Exercise
Where the line containing "Serialize everything readable" appears, start repeating, and continue exactly through the last line below, adding nothing. Include no pictures.

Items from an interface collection
========

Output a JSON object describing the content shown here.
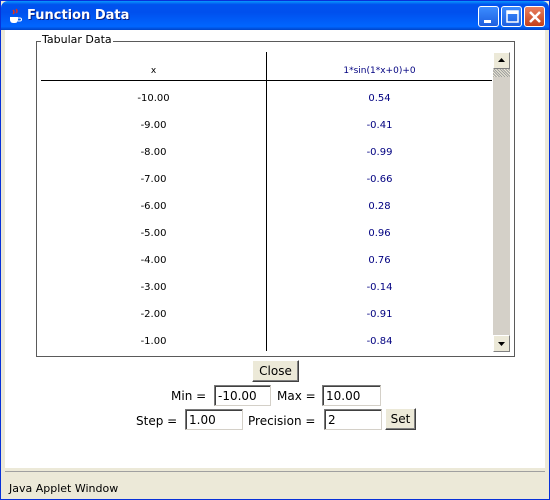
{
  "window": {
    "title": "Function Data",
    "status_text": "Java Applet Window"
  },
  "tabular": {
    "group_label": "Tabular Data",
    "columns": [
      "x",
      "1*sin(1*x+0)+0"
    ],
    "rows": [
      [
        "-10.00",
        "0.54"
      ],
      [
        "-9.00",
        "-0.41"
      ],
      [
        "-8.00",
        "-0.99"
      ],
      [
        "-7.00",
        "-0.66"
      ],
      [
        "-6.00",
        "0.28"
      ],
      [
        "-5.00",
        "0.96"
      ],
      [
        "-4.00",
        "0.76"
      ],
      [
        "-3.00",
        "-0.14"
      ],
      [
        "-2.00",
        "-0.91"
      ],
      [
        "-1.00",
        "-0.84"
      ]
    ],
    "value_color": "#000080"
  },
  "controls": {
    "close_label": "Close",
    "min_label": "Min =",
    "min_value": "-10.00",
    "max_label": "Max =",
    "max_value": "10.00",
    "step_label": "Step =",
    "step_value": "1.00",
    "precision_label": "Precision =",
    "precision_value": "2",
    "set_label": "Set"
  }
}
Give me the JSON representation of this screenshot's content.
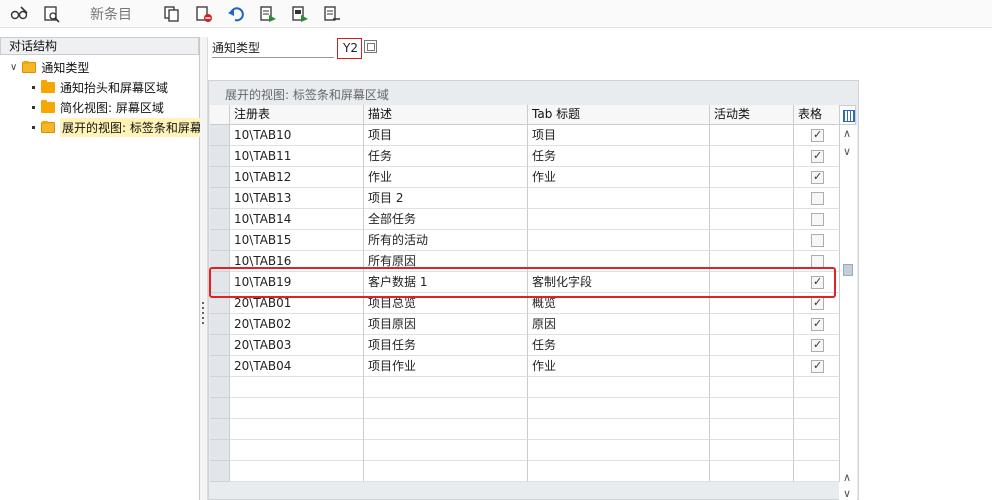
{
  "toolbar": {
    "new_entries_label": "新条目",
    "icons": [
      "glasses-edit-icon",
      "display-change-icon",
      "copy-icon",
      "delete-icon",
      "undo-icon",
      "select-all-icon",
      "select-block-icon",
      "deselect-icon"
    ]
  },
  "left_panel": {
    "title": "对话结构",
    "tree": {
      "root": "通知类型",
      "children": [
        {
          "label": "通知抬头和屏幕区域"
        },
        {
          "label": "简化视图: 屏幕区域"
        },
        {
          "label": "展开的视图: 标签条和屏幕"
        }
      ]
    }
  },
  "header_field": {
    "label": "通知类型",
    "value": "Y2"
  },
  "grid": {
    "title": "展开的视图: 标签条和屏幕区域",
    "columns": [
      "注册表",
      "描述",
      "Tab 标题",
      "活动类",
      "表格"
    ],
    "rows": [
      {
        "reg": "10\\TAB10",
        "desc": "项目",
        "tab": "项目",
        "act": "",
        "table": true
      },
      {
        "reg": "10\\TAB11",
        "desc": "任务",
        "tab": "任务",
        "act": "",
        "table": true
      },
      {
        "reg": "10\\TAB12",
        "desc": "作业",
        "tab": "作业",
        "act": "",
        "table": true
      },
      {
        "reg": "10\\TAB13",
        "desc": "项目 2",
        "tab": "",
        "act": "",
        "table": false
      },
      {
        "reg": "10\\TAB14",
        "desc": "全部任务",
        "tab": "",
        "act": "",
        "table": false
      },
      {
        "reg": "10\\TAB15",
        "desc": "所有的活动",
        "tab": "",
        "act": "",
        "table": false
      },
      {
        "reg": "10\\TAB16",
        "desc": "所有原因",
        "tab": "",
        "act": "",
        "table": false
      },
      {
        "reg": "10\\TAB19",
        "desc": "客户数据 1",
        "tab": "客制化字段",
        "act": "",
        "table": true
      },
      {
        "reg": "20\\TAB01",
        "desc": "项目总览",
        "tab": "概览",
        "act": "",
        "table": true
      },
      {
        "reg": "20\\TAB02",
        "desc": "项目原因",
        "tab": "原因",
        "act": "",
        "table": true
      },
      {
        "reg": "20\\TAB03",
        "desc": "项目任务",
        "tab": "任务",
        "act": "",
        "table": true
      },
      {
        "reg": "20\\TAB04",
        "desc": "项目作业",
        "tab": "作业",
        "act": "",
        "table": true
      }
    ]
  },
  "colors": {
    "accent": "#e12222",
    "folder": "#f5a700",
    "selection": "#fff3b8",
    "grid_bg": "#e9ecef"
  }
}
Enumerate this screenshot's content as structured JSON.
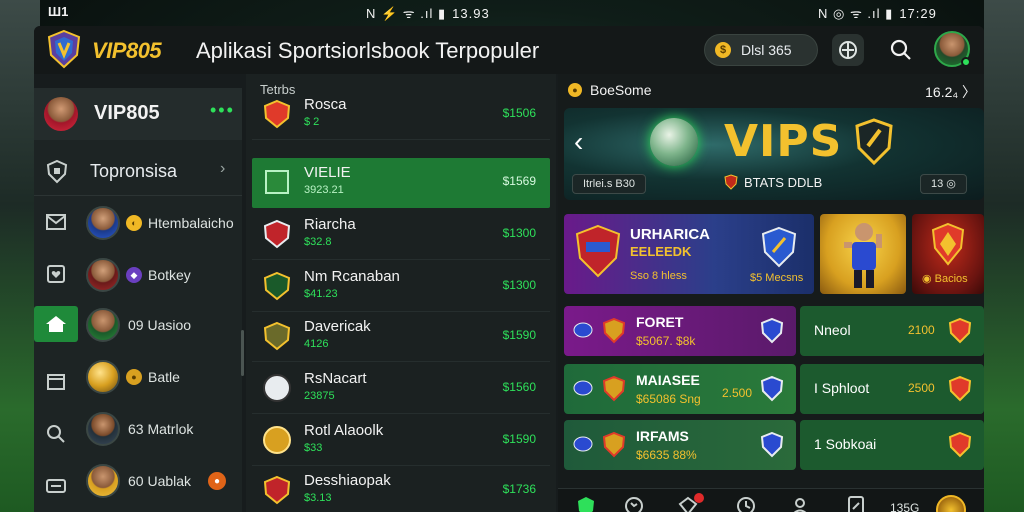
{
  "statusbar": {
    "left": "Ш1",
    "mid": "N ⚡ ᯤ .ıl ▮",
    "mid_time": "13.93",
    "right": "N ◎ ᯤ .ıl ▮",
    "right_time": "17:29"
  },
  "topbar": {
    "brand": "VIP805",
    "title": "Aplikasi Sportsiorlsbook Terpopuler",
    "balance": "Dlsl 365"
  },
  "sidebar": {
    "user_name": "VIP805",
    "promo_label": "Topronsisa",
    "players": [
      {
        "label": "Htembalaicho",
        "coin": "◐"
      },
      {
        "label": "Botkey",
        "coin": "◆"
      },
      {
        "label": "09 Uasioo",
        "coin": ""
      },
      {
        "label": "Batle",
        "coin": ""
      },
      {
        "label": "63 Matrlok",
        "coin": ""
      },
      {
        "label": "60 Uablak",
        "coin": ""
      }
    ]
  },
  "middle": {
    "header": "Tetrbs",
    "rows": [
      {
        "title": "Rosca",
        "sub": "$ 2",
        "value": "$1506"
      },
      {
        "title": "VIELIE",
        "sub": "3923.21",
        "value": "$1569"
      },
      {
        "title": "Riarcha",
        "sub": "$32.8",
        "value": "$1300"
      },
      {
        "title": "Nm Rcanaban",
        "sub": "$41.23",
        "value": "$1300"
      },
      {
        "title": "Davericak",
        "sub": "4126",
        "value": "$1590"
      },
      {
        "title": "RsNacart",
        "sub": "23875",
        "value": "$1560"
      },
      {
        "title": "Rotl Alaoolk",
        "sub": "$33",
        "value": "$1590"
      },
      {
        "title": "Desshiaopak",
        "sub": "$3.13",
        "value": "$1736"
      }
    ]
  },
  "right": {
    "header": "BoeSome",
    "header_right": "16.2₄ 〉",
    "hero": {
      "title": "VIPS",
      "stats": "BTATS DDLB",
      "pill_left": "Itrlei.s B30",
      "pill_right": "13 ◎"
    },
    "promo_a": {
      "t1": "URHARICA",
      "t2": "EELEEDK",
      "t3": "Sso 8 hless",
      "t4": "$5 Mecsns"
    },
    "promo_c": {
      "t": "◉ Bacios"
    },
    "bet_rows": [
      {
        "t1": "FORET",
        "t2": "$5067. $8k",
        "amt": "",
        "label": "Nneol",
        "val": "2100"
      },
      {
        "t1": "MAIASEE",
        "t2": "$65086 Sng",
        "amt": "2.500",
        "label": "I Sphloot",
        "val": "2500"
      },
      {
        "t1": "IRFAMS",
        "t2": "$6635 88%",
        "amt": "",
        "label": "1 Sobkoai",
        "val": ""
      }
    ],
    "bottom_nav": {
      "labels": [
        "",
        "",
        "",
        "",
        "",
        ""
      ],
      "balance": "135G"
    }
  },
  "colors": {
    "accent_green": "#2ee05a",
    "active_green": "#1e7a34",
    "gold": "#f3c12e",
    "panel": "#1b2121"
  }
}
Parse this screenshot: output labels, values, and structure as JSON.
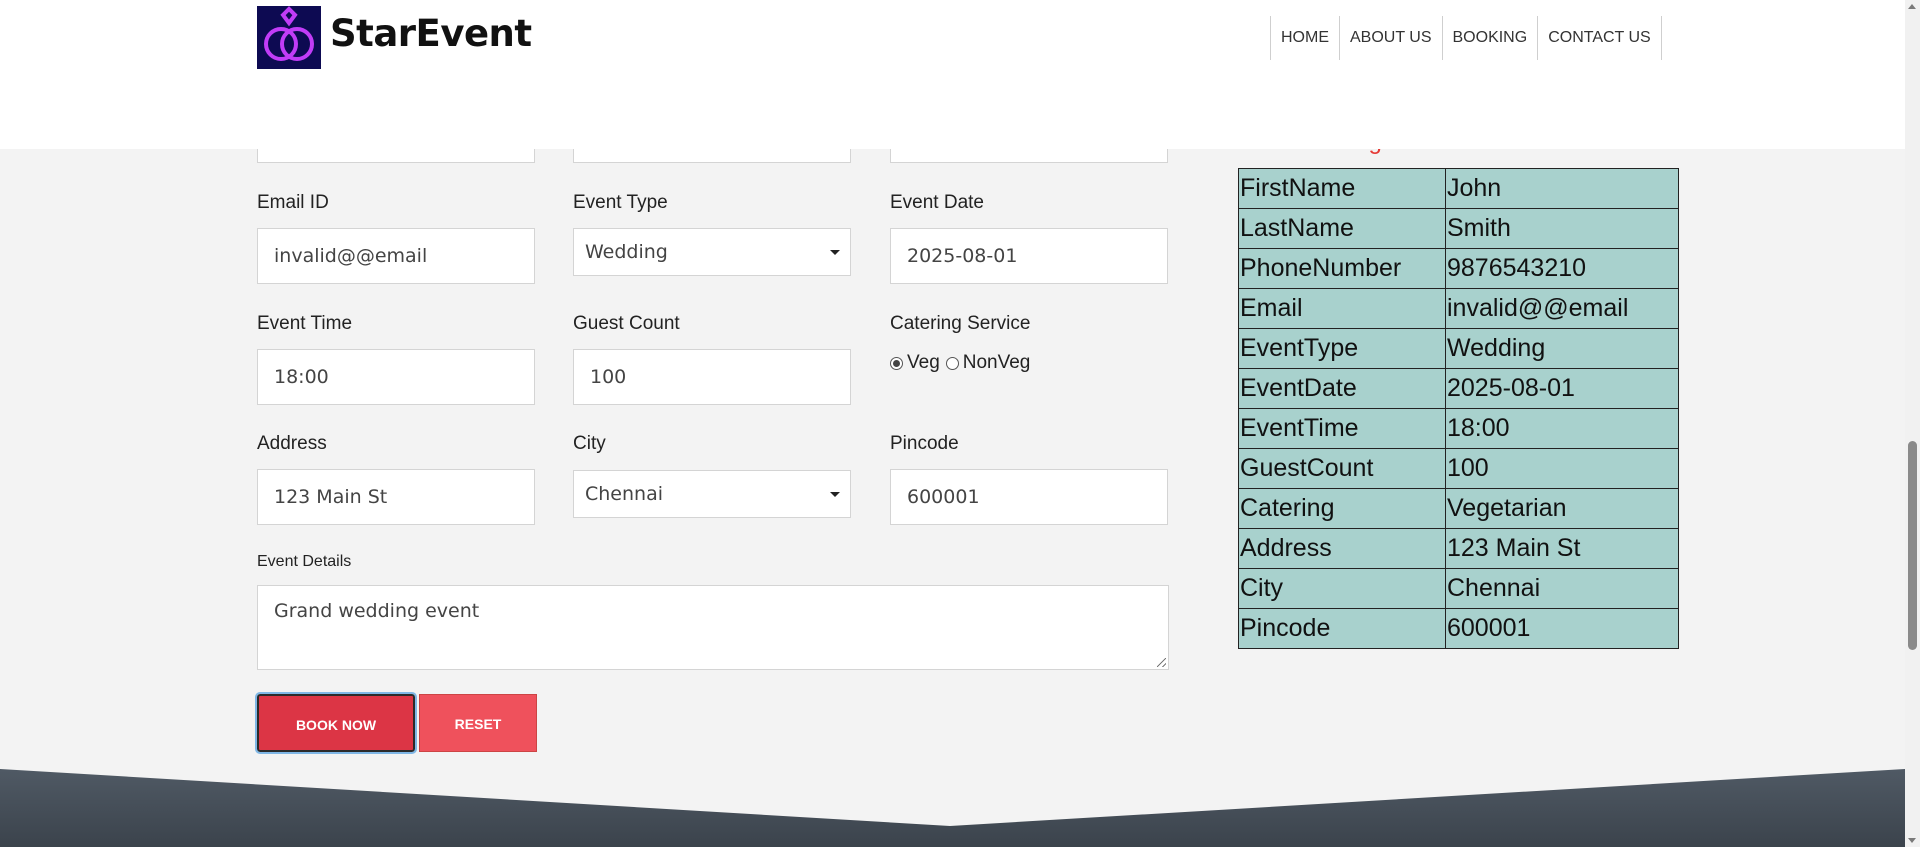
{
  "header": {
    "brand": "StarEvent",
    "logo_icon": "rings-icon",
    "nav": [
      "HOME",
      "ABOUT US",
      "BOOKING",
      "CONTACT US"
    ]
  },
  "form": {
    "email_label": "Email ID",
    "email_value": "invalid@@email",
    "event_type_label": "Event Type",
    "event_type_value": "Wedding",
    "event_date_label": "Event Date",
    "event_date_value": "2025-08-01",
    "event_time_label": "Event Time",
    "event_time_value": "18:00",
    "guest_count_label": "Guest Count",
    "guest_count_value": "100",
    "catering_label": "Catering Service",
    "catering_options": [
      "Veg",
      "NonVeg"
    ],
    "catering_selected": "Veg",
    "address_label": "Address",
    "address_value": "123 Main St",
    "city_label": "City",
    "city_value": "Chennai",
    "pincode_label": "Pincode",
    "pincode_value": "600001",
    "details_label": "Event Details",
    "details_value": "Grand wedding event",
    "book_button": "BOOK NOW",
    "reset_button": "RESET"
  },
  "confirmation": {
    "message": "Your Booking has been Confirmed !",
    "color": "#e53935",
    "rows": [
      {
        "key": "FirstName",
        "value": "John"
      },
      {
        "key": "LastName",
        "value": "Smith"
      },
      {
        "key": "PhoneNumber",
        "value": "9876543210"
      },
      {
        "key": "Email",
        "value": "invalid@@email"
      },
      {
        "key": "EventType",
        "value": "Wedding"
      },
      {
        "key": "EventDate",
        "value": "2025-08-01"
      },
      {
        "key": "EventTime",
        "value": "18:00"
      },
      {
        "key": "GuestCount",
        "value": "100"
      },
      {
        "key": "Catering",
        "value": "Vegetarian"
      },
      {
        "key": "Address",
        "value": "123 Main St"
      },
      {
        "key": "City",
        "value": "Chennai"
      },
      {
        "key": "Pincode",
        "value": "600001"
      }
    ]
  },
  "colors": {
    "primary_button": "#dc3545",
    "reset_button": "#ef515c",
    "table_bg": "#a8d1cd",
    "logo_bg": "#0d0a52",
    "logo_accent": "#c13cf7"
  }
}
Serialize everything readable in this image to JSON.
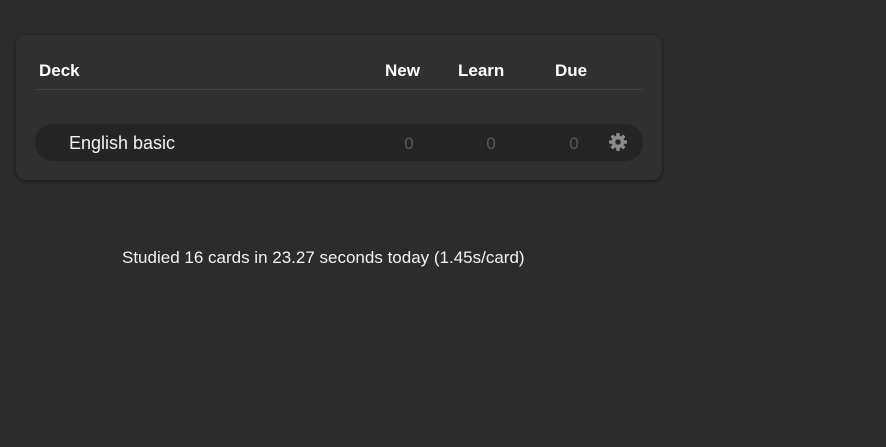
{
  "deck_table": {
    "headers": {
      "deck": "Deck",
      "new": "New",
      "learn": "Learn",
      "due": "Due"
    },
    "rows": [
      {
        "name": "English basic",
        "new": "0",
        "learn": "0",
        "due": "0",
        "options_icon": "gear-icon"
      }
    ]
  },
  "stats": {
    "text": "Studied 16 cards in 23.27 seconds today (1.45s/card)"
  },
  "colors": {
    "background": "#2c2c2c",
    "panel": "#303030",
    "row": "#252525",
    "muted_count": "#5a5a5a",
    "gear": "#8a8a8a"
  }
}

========

Task response
Serialize everything readable in this image to JSON.
{
  "deck_table": {
    "headers": {
      "deck": "Deck",
      "new": "New",
      "learn": "Learn",
      "due": "Due"
    },
    "rows": [
      {
        "name": "English basic",
        "new": "0",
        "learn": "0",
        "due": "0",
        "options_icon": "gear-icon"
      }
    ]
  },
  "stats": {
    "text": "Studied 16 cards in 23.27 seconds today (1.45s/card)"
  },
  "colors": {
    "background": "#2c2c2c",
    "panel": "#303030",
    "row": "#252525",
    "muted_count": "#5a5a5a",
    "gear": "#8a8a8a"
  }
}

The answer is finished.